IE 11 is not supported. For an optimal experience visit our site on another browser.

Pentagon nominee forced to withdraw after candid comments about guns

Everyone thought Trump's choice to serve as the Pentagon's top health official, was qualified for the job. Then Republicans heard his opinion about guns.
This July 26, 2012 file photo shows an AR-15 style rifle. (Photo by Alex Brandon/AP)
This July 26, 2012 file photo shows an AR-15 style rifle.

A month ago, Dr. Dean Winslow, Donald Trump's choice to serve as the Pentagon's top health official, was on Capitol Hill yesterday for his confirmation hearing, which seemed to be going well. Then the doctor made the mistake of being candid.
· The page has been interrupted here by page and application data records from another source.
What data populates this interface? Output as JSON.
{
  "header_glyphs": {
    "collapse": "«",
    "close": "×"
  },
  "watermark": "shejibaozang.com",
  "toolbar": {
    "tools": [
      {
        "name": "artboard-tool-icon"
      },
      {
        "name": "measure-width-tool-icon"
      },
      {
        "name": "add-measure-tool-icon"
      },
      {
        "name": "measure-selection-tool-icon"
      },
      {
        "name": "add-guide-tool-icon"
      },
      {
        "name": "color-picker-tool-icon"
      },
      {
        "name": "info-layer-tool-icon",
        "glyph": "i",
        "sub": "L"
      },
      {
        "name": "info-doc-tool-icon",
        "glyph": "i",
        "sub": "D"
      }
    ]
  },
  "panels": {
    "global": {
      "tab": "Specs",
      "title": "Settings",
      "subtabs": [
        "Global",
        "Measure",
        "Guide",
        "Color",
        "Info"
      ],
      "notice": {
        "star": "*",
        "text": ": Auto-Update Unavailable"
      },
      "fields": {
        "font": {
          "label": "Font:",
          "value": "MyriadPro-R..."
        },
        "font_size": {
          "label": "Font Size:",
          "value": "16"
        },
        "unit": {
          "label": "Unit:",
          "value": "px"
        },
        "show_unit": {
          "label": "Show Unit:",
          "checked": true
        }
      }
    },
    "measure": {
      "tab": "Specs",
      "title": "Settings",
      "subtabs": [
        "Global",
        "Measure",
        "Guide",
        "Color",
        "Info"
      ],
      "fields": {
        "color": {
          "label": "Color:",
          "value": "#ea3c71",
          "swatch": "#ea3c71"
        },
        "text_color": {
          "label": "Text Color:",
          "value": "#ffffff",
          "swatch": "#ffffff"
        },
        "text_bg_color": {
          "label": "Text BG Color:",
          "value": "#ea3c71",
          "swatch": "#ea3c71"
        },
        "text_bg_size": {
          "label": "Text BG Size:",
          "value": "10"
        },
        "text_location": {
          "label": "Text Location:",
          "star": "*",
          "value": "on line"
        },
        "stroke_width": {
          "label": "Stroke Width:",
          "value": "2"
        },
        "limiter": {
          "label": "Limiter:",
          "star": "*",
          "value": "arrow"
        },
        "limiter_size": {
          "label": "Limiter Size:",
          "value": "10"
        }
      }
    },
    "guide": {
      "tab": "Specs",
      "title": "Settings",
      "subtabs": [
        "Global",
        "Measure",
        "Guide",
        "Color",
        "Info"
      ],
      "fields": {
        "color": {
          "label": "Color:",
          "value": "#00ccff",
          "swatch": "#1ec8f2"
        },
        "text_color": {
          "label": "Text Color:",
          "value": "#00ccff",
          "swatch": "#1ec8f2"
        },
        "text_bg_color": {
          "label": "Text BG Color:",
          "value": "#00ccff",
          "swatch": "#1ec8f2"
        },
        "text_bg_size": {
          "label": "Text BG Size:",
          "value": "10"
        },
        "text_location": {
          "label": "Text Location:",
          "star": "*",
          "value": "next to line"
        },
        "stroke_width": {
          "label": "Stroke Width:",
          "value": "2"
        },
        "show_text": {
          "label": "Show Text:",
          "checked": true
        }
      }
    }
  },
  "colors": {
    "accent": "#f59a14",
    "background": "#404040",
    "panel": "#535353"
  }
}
With the mass shooting in a Sutherland Springs church on the minds of many at the time, Sen. Jeanne Shaheen (D-N.H.) asked Winslow about service members convicted of domestic violence charges and whether they should be dishonorably discharged. As part of his answer, the doctor shared his belief that it's "insane" that "in the United States of America a civilian can go out and buy ... a semi-automatic assault rifle like an AR-15, which apparently was the weapon that was used."

Sen. John McCain (R-Ariz.), the committee's chairman and a beneficiary of the NRA's generous support, quickly interjected. "Dr. Winslow, I don't think that's in your area of responsibility or expertise," the Republican said.

Soon after, Winslow's nomination was put on hold. This week, he wrote an op-ed for the Washington Post explaining that his nomination is now over.

Last week, I withdrew my name from consideration to be assistant secretary of defense for health affairs. My appointment had been put on indefinite hold by the Senate Armed Services Committee, and I felt the Defense Department needed to fill the position without undue delay. Our soldiers, sailors, airmen and Marines deserve the full complement of Pentagon appointees to support them.I am sorry not to be able to assist Defense Secretary Jim Mattis, whom I deeply respect, in building the best and most efficient military health-care system possible. I have the credentials to help, including 35 years of experience in the Air Force (including four deployments to Iraq and two to Afghanistan after 9/11), in military and academic medicine, and in private practice, public hospitals, the Department of Veterans Affairs, the pharmaceutical and diagnostics industries, and public health. But unfortunately, I do not possess one credential the committee wanted to see: I do not support the unrestricted ownership of semiautomatic assault weapons by civilians.

Sen. Chris Murphy (D-Conn.) noted yesterday, "Over the course of his six deployments, Dean L. Winslow wielded weapons of war and saw what they did to the bodies of soldiers. When he said those weapons don't belong on our streets, his nomination to serve the Dept. of Defense was shut down."

As we discussed in early November, it's worth appreciating the fact that if Winslow had been confirmed to the position for which he was qualified, he wouldn't have been able to affect gun policy in any way. Whether the assistant secretary of Defense for health affairs agrees with the NRA's agenda or not is ultimately irrelevant in a policymaking sense -- because consumer access to weapons of war falls far outside the office's purview.

But for Republicans, that didn't matter. Winslow, a Trump nominee, shared the wrong thought out loud. Like much of the country, he thinks it's "insane" for civilians to be able to buy semi-automatic assault rifles, and in this Congress, it's a disqualifying sentiment.

"I have no regrets," Winslow concluded in his op-ed. "Having semiautomatic weapons makes no sense. It is a public-health issue that, as a doctor, I felt compelled to bring to the Senate's attention. As a citizen, I am saddened that our government has become so dominated by pro-gun lobbyists that an appointment such as mine -- which has no responsibility for gun control -- can be sidelined by a single sentence of informed, personal opinion. And that really is insane."